REQUIRED ACTION: When you write out the records, keep every word exact and drop the pictures.

AVAILABLE DATA:
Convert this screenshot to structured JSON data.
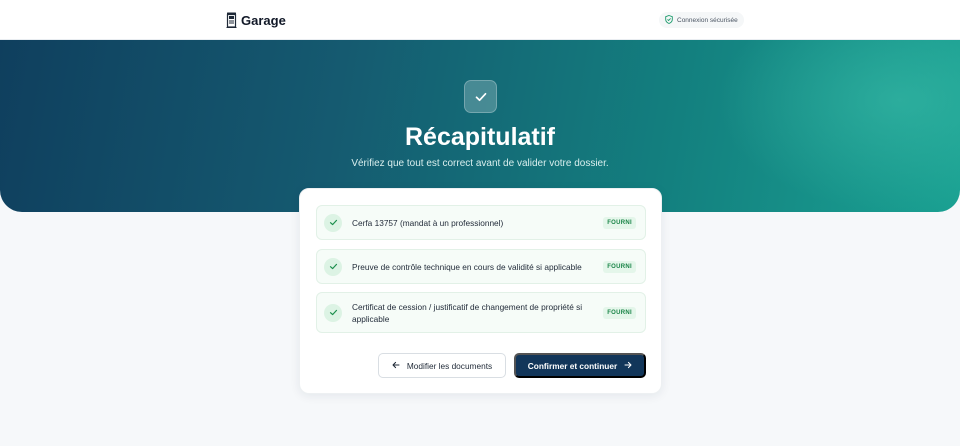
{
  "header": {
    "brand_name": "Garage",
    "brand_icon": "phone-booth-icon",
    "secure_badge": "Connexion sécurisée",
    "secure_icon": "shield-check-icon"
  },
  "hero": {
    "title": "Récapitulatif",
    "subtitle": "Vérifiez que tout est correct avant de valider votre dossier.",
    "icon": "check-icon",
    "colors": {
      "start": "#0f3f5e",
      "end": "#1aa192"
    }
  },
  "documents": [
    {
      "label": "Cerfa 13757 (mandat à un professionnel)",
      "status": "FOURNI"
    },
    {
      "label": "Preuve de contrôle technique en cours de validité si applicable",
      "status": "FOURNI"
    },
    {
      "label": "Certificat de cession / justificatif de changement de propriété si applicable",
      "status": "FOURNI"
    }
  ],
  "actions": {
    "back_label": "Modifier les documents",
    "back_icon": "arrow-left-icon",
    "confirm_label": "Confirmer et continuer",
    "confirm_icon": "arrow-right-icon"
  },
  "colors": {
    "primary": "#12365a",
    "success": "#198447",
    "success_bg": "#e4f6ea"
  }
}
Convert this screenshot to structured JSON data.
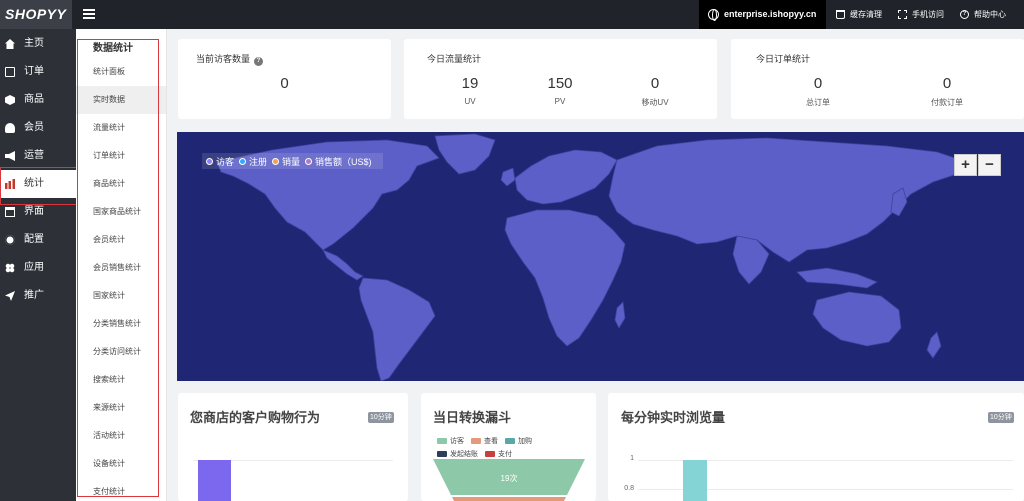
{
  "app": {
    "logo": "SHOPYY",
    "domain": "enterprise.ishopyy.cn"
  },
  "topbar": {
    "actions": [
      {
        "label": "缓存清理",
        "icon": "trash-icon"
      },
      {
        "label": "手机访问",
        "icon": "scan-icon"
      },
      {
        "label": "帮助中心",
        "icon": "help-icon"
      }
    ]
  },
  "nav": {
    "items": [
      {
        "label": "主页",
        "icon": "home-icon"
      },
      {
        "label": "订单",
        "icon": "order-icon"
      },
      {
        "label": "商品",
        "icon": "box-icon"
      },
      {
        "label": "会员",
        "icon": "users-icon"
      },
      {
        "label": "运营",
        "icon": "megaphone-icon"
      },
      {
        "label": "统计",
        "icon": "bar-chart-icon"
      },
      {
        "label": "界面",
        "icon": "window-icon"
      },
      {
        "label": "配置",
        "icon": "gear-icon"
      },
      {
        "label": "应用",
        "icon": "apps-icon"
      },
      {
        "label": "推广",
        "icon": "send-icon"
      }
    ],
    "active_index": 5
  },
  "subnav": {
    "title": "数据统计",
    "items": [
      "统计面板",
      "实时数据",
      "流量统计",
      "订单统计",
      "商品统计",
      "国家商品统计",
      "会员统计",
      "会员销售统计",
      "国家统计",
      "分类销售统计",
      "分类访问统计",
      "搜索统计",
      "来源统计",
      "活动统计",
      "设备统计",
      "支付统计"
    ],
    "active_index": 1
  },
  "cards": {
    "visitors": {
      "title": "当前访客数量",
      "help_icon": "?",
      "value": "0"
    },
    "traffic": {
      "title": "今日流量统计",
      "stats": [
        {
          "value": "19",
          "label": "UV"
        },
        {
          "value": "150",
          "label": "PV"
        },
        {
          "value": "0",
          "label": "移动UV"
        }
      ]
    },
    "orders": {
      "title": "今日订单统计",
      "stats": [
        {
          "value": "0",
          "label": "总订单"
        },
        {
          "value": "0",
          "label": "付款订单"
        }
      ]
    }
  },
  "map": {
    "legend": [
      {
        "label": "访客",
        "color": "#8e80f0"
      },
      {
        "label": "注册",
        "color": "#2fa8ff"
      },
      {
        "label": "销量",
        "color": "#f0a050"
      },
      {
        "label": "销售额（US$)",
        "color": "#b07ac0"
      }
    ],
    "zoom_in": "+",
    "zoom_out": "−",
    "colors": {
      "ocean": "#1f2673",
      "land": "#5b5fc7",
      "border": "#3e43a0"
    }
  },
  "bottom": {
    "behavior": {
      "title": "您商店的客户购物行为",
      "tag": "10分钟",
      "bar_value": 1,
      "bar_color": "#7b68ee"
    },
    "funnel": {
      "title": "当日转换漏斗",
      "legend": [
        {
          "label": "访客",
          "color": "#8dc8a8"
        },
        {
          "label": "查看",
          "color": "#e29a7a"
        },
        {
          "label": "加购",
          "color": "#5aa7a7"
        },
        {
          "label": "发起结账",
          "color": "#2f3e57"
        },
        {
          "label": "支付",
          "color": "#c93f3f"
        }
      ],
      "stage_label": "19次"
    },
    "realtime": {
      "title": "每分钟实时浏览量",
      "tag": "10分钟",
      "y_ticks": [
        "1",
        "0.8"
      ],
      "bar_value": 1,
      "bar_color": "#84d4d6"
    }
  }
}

THE ANSWER:
Convert this screenshot to structured JSON data.
{
  "header": {
    "brand_name": "Garage",
    "brand_icon": "phone-booth-icon",
    "secure_badge": "Connexion sécurisée",
    "secure_icon": "shield-check-icon"
  },
  "hero": {
    "title": "Récapitulatif",
    "subtitle": "Vérifiez que tout est correct avant de valider votre dossier.",
    "icon": "check-icon",
    "colors": {
      "start": "#0f3f5e",
      "end": "#1aa192"
    }
  },
  "documents": [
    {
      "label": "Cerfa 13757 (mandat à un professionnel)",
      "status": "FOURNI"
    },
    {
      "label": "Preuve de contrôle technique en cours de validité si applicable",
      "status": "FOURNI"
    },
    {
      "label": "Certificat de cession / justificatif de changement de propriété si applicable",
      "status": "FOURNI"
    }
  ],
  "actions": {
    "back_label": "Modifier les documents",
    "back_icon": "arrow-left-icon",
    "confirm_label": "Confirmer et continuer",
    "confirm_icon": "arrow-right-icon"
  },
  "colors": {
    "primary": "#12365a",
    "success": "#198447",
    "success_bg": "#e4f6ea"
  }
}
Convert this screenshot to structured JSON data.
{
  "app": {
    "logo": "SHOPYY",
    "domain": "enterprise.ishopyy.cn"
  },
  "topbar": {
    "actions": [
      {
        "label": "缓存清理",
        "icon": "trash-icon"
      },
      {
        "label": "手机访问",
        "icon": "scan-icon"
      },
      {
        "label": "帮助中心",
        "icon": "help-icon"
      }
    ]
  },
  "nav": {
    "items": [
      {
        "label": "主页",
        "icon": "home-icon"
      },
      {
        "label": "订单",
        "icon": "order-icon"
      },
      {
        "label": "商品",
        "icon": "box-icon"
      },
      {
        "label": "会员",
        "icon": "users-icon"
      },
      {
        "label": "运营",
        "icon": "megaphone-icon"
      },
      {
        "label": "统计",
        "icon": "bar-chart-icon"
      },
      {
        "label": "界面",
        "icon": "window-icon"
      },
      {
        "label": "配置",
        "icon": "gear-icon"
      },
      {
        "label": "应用",
        "icon": "apps-icon"
      },
      {
        "label": "推广",
        "icon": "send-icon"
      }
    ],
    "active_index": 5
  },
  "subnav": {
    "title": "数据统计",
    "items": [
      "统计面板",
      "实时数据",
      "流量统计",
      "订单统计",
      "商品统计",
      "国家商品统计",
      "会员统计",
      "会员销售统计",
      "国家统计",
      "分类销售统计",
      "分类访问统计",
      "搜索统计",
      "来源统计",
      "活动统计",
      "设备统计",
      "支付统计"
    ],
    "active_index": 1
  },
  "cards": {
    "visitors": {
      "title": "当前访客数量",
      "help_icon": "?",
      "value": "0"
    },
    "traffic": {
      "title": "今日流量统计",
      "stats": [
        {
          "value": "19",
          "label": "UV"
        },
        {
          "value": "150",
          "label": "PV"
        },
        {
          "value": "0",
          "label": "移动UV"
        }
      ]
    },
    "orders": {
      "title": "今日订单统计",
      "stats": [
        {
          "value": "0",
          "label": "总订单"
        },
        {
          "value": "0",
          "label": "付款订单"
        }
      ]
    }
  },
  "map": {
    "legend": [
      {
        "label": "访客",
        "color": "#8e80f0"
      },
      {
        "label": "注册",
        "color": "#2fa8ff"
      },
      {
        "label": "销量",
        "color": "#f0a050"
      },
      {
        "label": "销售额（US$)",
        "color": "#b07ac0"
      }
    ],
    "zoom_in": "+",
    "zoom_out": "−",
    "colors": {
      "ocean": "#1f2673",
      "land": "#5b5fc7",
      "border": "#3e43a0"
    }
  },
  "bottom": {
    "behavior": {
      "title": "您商店的客户购物行为",
      "tag": "10分钟",
      "bar_value": 1,
      "bar_color": "#7b68ee"
    },
    "funnel": {
      "title": "当日转换漏斗",
      "legend": [
        {
          "label": "访客",
          "color": "#8dc8a8"
        },
        {
          "label": "查看",
          "color": "#e29a7a"
        },
        {
          "label": "加购",
          "color": "#5aa7a7"
        },
        {
          "label": "发起结账",
          "color": "#2f3e57"
        },
        {
          "label": "支付",
          "color": "#c93f3f"
        }
      ],
      "stage_label": "19次"
    },
    "realtime": {
      "title": "每分钟实时浏览量",
      "tag": "10分钟",
      "y_ticks": [
        "1",
        "0.8"
      ],
      "bar_value": 1,
      "bar_color": "#84d4d6"
    }
  }
}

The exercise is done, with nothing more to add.